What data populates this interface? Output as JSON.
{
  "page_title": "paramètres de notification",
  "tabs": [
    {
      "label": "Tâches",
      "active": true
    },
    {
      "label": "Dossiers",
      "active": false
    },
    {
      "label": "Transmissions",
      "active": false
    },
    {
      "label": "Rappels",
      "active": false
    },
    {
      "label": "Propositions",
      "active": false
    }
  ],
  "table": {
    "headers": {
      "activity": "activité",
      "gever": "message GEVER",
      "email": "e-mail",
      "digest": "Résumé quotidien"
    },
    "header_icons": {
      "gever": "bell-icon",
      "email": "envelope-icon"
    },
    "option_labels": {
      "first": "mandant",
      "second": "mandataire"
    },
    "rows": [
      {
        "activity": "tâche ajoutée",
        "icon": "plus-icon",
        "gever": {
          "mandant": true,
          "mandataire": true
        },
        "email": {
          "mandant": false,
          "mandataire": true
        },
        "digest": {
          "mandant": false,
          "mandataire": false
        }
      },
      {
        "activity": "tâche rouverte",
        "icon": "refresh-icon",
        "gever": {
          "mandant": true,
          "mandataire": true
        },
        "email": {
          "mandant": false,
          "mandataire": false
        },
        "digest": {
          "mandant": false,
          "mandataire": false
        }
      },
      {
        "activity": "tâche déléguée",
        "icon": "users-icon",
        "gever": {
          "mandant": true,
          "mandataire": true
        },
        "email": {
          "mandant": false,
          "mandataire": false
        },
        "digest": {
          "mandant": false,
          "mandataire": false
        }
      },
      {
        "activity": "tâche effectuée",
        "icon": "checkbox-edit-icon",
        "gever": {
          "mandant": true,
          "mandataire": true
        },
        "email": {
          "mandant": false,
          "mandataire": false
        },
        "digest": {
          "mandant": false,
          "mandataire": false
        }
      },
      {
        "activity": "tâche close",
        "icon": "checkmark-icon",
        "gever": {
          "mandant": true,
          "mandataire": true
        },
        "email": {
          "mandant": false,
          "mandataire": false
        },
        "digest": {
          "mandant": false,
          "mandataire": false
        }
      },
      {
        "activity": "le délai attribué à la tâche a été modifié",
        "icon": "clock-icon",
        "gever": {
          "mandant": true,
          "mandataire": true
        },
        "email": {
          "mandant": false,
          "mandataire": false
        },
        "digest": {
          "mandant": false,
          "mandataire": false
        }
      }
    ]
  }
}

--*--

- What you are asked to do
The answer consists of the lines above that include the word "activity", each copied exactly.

- Task response
      "activity": "activité",
        "activity": "tâche ajoutée",
        "activity": "tâche rouverte",
        "activity": "tâche déléguée",
        "activity": "tâche effectuée",
        "activity": "tâche close",
        "activity": "le délai attribué à la tâche a été modifié",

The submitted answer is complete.